• _Goal of the exercise_: Reproduce each line of the entries that carries "Expense".

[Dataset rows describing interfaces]
○ ○ ○ ○

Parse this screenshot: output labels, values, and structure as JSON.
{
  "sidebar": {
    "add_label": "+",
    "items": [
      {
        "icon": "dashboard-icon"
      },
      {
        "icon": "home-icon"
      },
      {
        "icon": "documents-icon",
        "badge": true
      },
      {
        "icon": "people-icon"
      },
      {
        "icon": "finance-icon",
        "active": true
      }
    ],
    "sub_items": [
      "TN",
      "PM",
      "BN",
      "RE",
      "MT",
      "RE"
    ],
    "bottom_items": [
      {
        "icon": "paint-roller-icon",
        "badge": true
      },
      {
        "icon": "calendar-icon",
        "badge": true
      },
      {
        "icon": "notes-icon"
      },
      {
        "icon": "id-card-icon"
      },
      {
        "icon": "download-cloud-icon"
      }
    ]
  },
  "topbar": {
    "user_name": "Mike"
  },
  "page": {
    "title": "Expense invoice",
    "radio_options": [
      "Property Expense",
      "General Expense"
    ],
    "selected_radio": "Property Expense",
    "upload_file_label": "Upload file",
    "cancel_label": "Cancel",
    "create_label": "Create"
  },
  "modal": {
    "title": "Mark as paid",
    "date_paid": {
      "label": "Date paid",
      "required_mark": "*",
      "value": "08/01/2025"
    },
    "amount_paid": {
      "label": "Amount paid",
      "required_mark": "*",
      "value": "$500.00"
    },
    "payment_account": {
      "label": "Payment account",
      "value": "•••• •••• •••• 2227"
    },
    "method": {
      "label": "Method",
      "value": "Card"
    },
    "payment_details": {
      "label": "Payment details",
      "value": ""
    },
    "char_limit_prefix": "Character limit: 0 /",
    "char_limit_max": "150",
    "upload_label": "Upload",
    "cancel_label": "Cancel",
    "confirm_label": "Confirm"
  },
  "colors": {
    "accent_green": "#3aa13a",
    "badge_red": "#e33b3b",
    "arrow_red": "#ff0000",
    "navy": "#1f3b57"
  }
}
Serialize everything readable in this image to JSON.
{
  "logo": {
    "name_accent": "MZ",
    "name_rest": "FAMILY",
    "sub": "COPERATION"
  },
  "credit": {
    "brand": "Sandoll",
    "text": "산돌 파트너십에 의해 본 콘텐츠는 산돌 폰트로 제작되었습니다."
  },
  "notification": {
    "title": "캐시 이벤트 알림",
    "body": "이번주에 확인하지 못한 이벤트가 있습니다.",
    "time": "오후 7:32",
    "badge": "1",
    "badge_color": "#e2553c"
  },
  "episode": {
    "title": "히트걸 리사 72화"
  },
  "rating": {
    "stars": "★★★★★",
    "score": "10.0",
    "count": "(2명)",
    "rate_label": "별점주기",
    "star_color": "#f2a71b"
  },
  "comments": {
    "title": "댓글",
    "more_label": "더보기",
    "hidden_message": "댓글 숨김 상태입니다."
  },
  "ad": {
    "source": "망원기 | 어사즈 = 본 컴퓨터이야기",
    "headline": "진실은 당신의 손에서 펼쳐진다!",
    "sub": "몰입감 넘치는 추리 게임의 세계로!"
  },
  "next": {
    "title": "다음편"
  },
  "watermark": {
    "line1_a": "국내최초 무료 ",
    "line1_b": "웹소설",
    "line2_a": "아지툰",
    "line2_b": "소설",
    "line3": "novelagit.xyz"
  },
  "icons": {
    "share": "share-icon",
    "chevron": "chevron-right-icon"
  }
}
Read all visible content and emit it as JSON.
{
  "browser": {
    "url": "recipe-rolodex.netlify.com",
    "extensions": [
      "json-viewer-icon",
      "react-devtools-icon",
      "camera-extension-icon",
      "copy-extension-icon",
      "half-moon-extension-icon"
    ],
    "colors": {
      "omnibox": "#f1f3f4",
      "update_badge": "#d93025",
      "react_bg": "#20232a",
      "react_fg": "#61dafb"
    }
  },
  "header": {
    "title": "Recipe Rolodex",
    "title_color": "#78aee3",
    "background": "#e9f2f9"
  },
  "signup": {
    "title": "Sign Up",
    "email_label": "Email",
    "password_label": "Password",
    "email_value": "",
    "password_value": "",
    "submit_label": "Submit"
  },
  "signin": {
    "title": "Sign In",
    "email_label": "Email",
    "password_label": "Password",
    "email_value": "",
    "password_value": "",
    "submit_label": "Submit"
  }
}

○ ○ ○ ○

• _Response below_:
    "title": "Expense invoice",
      "Property Expense",
      "General Expense"
    "selected_radio": "Property Expense",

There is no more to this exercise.